Patrik Doza scored two seconds before the final whistle to ensure win for the home side Czech republic in the last Euro Floorball Tour game in Pardubice. This article looks into the game from the data perspective (We are using possession-based approach working with specific variables that are defined in this article). Which team deserved to win?

Looking at traditional starts such as shots on goals (12-24 from home team perspective) or shot attempts (28-45) could be misleading. Let´s look on possession distribution in the game for both teams.

Czech republic had 18 quick attack possessions against Finland in their 0-4 loss. In this game it was them who generated more of these situations than opponent (28-23). Switzerland tried to control the game with slow attack possessions. Four even strength goals were scored from slow attacks in this game and that created a score of 2-2.

One argument for Swiss side are definitely power play situations. Czechs had one power play opportunity, Switzerland two and they were more dangerous. Switzerland generated 4 clear path opportunities, executed three of them and scored one goal. That brings us to a score 2-3.

The rest of goals in this game happened from quick attacks.

Czech team not only had more quick attack attempts in the game (28-23) but was able to generate more odd man rushes from these situations (10-5) as seen in the graph above. Last and decisive goal was scored in the same fashion. Czechs outscored Switzerland 3-1 from quick attack possessions (2-0 from odd man rushes) and recorded 5-4 win at the end of the day.

Switzerland team was not a worse team in the game overall. They were very successful in yielding (15-18) but also executing (6-13) even strength clear paths overall. But they could not convert more than Czechs from these chances (2-2).

When evaluating players it is always advisable to wait for solid data sample.

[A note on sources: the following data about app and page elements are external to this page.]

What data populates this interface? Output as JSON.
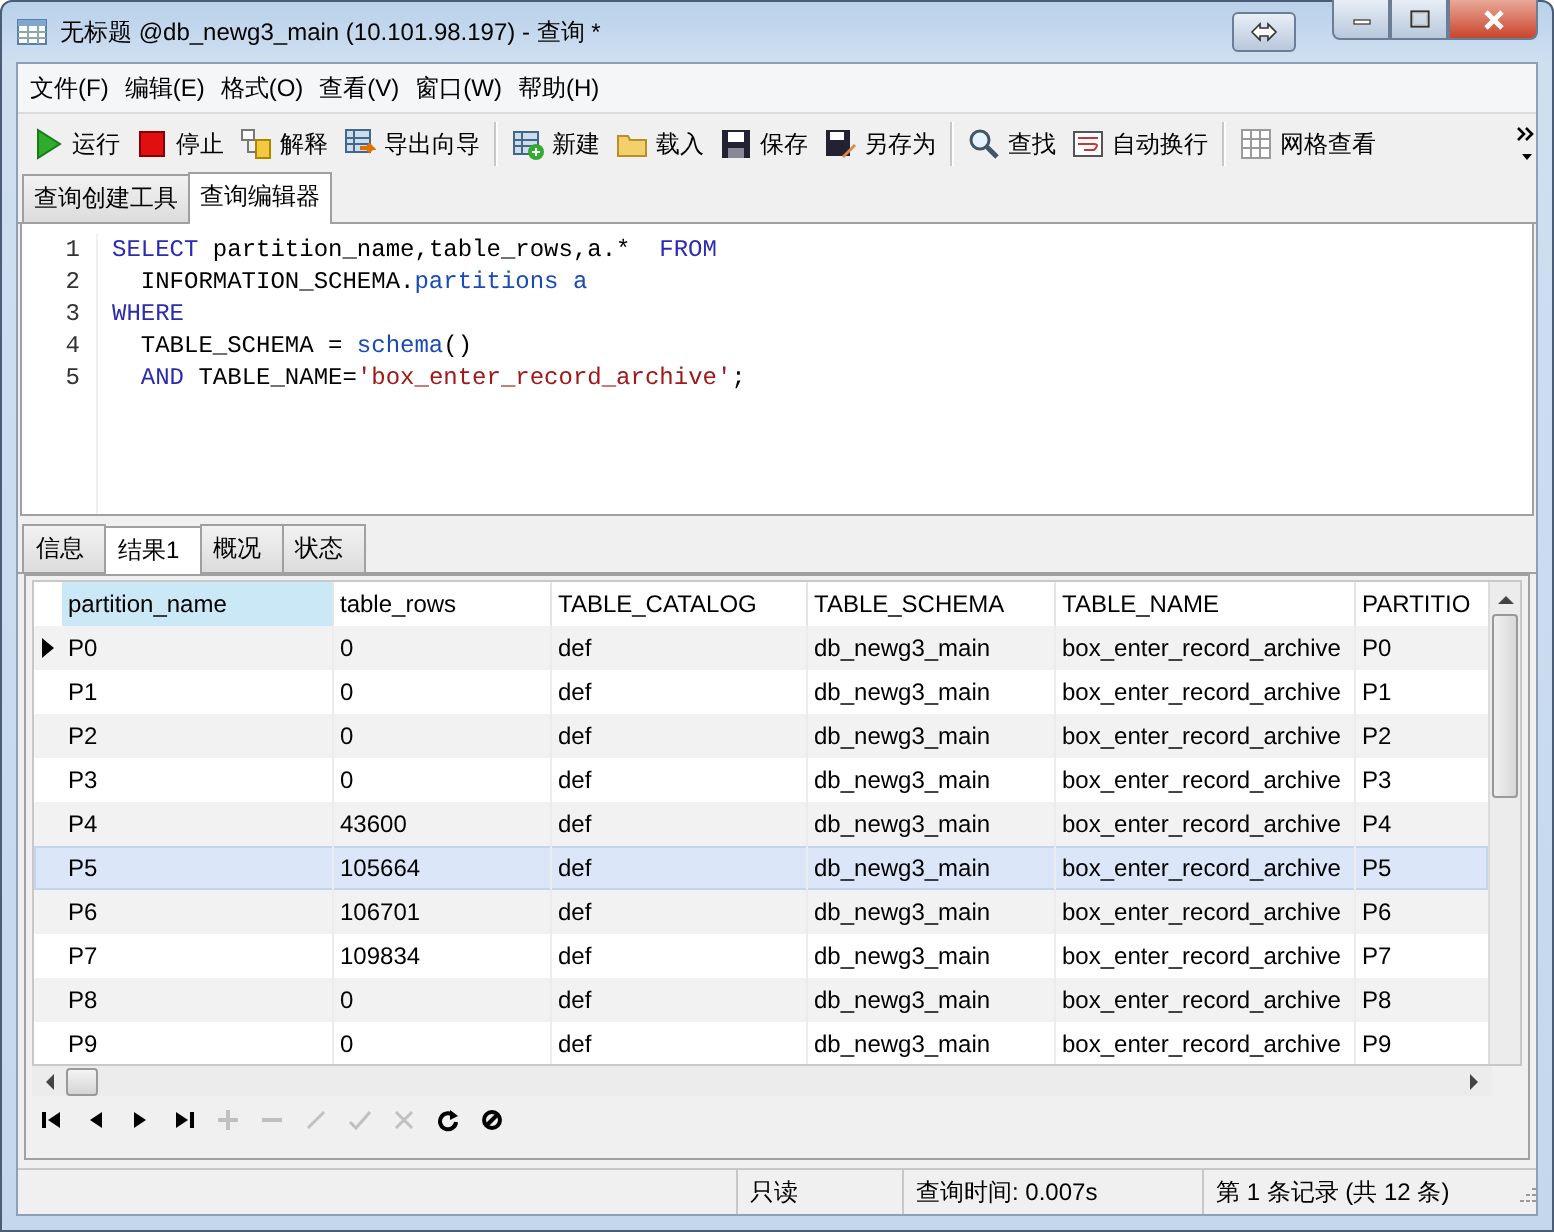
{
  "window": {
    "title": "无标题 @db_newg3_main (10.101.98.197) - 查询 *"
  },
  "menu": [
    "文件(F)",
    "编辑(E)",
    "格式(O)",
    "查看(V)",
    "窗口(W)",
    "帮助(H)"
  ],
  "toolbar": [
    {
      "kind": "run",
      "label": "运行"
    },
    {
      "kind": "stop",
      "label": "停止"
    },
    {
      "kind": "explain",
      "label": "解释"
    },
    {
      "kind": "export",
      "label": "导出向导"
    },
    {
      "kind": "sep"
    },
    {
      "kind": "new",
      "label": "新建"
    },
    {
      "kind": "load",
      "label": "载入"
    },
    {
      "kind": "save",
      "label": "保存"
    },
    {
      "kind": "saveas",
      "label": "另存为"
    },
    {
      "kind": "sep"
    },
    {
      "kind": "find",
      "label": "查找"
    },
    {
      "kind": "wrap",
      "label": "自动换行"
    },
    {
      "kind": "sep"
    },
    {
      "kind": "grid",
      "label": "网格查看"
    }
  ],
  "editor_tabs": [
    {
      "label": "查询创建工具",
      "selected": false
    },
    {
      "label": "查询编辑器",
      "selected": true
    }
  ],
  "editor": {
    "lines": [
      {
        "number": "1",
        "tokens": [
          {
            "kind": "keyword",
            "text": "SELECT"
          },
          {
            "kind": "plain",
            "text": " partition_name,table_rows,a.*  "
          },
          {
            "kind": "keyword",
            "text": "FROM"
          }
        ]
      },
      {
        "number": "2",
        "tokens": [
          {
            "kind": "plain",
            "text": "  INFORMATION_SCHEMA."
          },
          {
            "kind": "func",
            "text": "partitions a"
          }
        ]
      },
      {
        "number": "3",
        "tokens": [
          {
            "kind": "keyword",
            "text": "WHERE"
          }
        ]
      },
      {
        "number": "4",
        "tokens": [
          {
            "kind": "plain",
            "text": "  TABLE_SCHEMA = "
          },
          {
            "kind": "func",
            "text": "schema"
          },
          {
            "kind": "plain",
            "text": "()"
          }
        ]
      },
      {
        "number": "5",
        "tokens": [
          {
            "kind": "keyword",
            "text": "  AND"
          },
          {
            "kind": "plain",
            "text": " TABLE_NAME="
          },
          {
            "kind": "string",
            "text": "'box_enter_record_archive'"
          },
          {
            "kind": "plain",
            "text": ";"
          }
        ]
      }
    ]
  },
  "result_tabs": [
    {
      "label": "信息",
      "selected": false
    },
    {
      "label": "结果1",
      "selected": true
    },
    {
      "label": "概况",
      "selected": false
    },
    {
      "label": "状态",
      "selected": false
    }
  ],
  "table": {
    "columns": [
      {
        "label": "partition_name",
        "selected": true
      },
      {
        "label": "table_rows",
        "selected": false
      },
      {
        "label": "TABLE_CATALOG",
        "selected": false
      },
      {
        "label": "TABLE_SCHEMA",
        "selected": false
      },
      {
        "label": "TABLE_NAME",
        "selected": false
      },
      {
        "label": "PARTITIO",
        "selected": false
      }
    ],
    "rows": [
      {
        "current": true,
        "selected": false,
        "cells": [
          "P0",
          "0",
          "def",
          "db_newg3_main",
          "box_enter_record_archive",
          "P0"
        ]
      },
      {
        "current": false,
        "selected": false,
        "cells": [
          "P1",
          "0",
          "def",
          "db_newg3_main",
          "box_enter_record_archive",
          "P1"
        ]
      },
      {
        "current": false,
        "selected": false,
        "cells": [
          "P2",
          "0",
          "def",
          "db_newg3_main",
          "box_enter_record_archive",
          "P2"
        ]
      },
      {
        "current": false,
        "selected": false,
        "cells": [
          "P3",
          "0",
          "def",
          "db_newg3_main",
          "box_enter_record_archive",
          "P3"
        ]
      },
      {
        "current": false,
        "selected": false,
        "cells": [
          "P4",
          "43600",
          "def",
          "db_newg3_main",
          "box_enter_record_archive",
          "P4"
        ]
      },
      {
        "current": false,
        "selected": true,
        "cells": [
          "P5",
          "105664",
          "def",
          "db_newg3_main",
          "box_enter_record_archive",
          "P5"
        ]
      },
      {
        "current": false,
        "selected": false,
        "cells": [
          "P6",
          "106701",
          "def",
          "db_newg3_main",
          "box_enter_record_archive",
          "P6"
        ]
      },
      {
        "current": false,
        "selected": false,
        "cells": [
          "P7",
          "109834",
          "def",
          "db_newg3_main",
          "box_enter_record_archive",
          "P7"
        ]
      },
      {
        "current": false,
        "selected": false,
        "cells": [
          "P8",
          "0",
          "def",
          "db_newg3_main",
          "box_enter_record_archive",
          "P8"
        ]
      },
      {
        "current": false,
        "selected": false,
        "cells": [
          "P9",
          "0",
          "def",
          "db_newg3_main",
          "box_enter_record_archive",
          "P9"
        ]
      }
    ]
  },
  "navigator": [
    {
      "kind": "first",
      "disabled": false
    },
    {
      "kind": "prev",
      "disabled": false
    },
    {
      "kind": "next",
      "disabled": false
    },
    {
      "kind": "last",
      "disabled": false
    },
    {
      "kind": "add",
      "disabled": true
    },
    {
      "kind": "delete",
      "disabled": true
    },
    {
      "kind": "edit",
      "disabled": true
    },
    {
      "kind": "apply",
      "disabled": true
    },
    {
      "kind": "cancel",
      "disabled": true
    },
    {
      "kind": "refresh",
      "disabled": false
    },
    {
      "kind": "stop",
      "disabled": false
    }
  ],
  "status_bar": [
    "只读",
    "查询时间: 0.007s",
    "第 1 条记录 (共 12 条)"
  ]
}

From one game we can only see what situations happened with certain player on the field but please do not put too much praise or ditch any player based on one game.

We looked at which lines were successful in odd man rush opportunities created (showed as ood man rush differential in the graph) but also in clear path opportunities (differential on horizontal axis). Members of the Czech second line Bauer, Kisugite, Langer, Ondrušek created together two more odd man rushes than their opponents. The most successful line for generating clear paths was from team Switzerland, namely Camenisch, Burki, Hartmann, Hoffbauer and Zaugg with 3 more clear path opportunities generated than opponents.

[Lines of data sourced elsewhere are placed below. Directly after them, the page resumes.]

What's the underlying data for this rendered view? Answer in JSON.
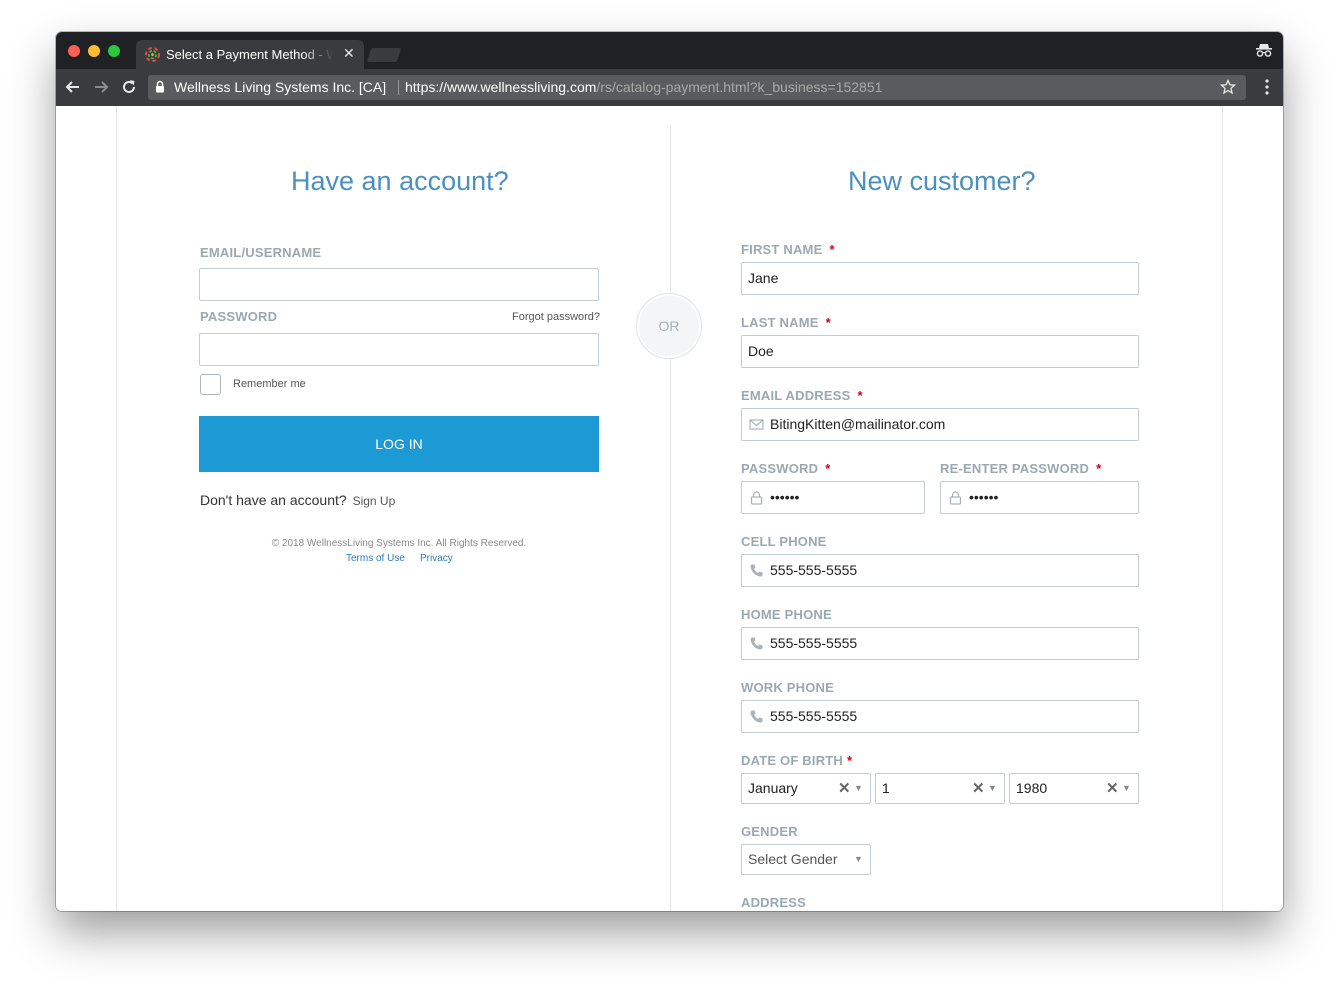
{
  "browser": {
    "tab_title": "Select a Payment Method - Wellness Living",
    "tab_close": "✕",
    "site_name": "Wellness Living Systems Inc. [CA]",
    "url_main": "https://www.wellnessliving.com",
    "url_rest": "/rs/catalog-payment.html?k_business=152851"
  },
  "login": {
    "heading": "Have an account?",
    "email_label": "EMAIL/USERNAME",
    "email_value": "",
    "password_label": "PASSWORD",
    "password_value": "",
    "forgot_label": "Forgot password?",
    "remember_label": "Remember me",
    "login_button": "LOG IN",
    "no_account_text": "Don't have an account?",
    "signup_link": "Sign Up",
    "copyright": "© 2018 WellnessLiving Systems Inc. All Rights Reserved.",
    "terms_link": "Terms of Use",
    "privacy_link": "Privacy"
  },
  "divider": {
    "or_label": "OR"
  },
  "register": {
    "heading": "New customer?",
    "required_mark": "*",
    "first_name_label": "FIRST NAME",
    "first_name_value": "Jane",
    "last_name_label": "LAST NAME",
    "last_name_value": "Doe",
    "email_label": "EMAIL ADDRESS",
    "email_value": "BitingKitten@mailinator.com",
    "password_label": "PASSWORD",
    "password_value": "••••••",
    "reenter_label": "RE-ENTER PASSWORD",
    "reenter_value": "••••••",
    "cell_label": "CELL PHONE",
    "cell_value": "555-555-5555",
    "home_label": "HOME PHONE",
    "home_value": "555-555-5555",
    "work_label": "WORK PHONE",
    "work_value": "555-555-5555",
    "dob_label": "DATE OF BIRTH",
    "dob_month": "January",
    "dob_day": "1",
    "dob_year": "1980",
    "clear_glyph": "✕",
    "arrow_glyph": "▼",
    "gender_label": "GENDER",
    "gender_placeholder": "Select Gender",
    "address_label": "ADDRESS"
  },
  "icons": [
    "lock-icon",
    "star-icon",
    "incognito-icon",
    "back-arrow-icon",
    "forward-arrow-icon",
    "reload-icon",
    "mail-icon",
    "phone-icon",
    "password-lock-icon"
  ],
  "colors": {
    "accent": "#1c9ad6",
    "heading": "#4a90c2",
    "label": "#9ca8b1",
    "required": "#d0021b"
  }
}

In this game more Swiss chances created from clear paths were beaten by Czech resiliency of their quick attacks. Could the lady luck played her role as well? Maybe and that is what makes sport so interesting to follow.

Petr Malina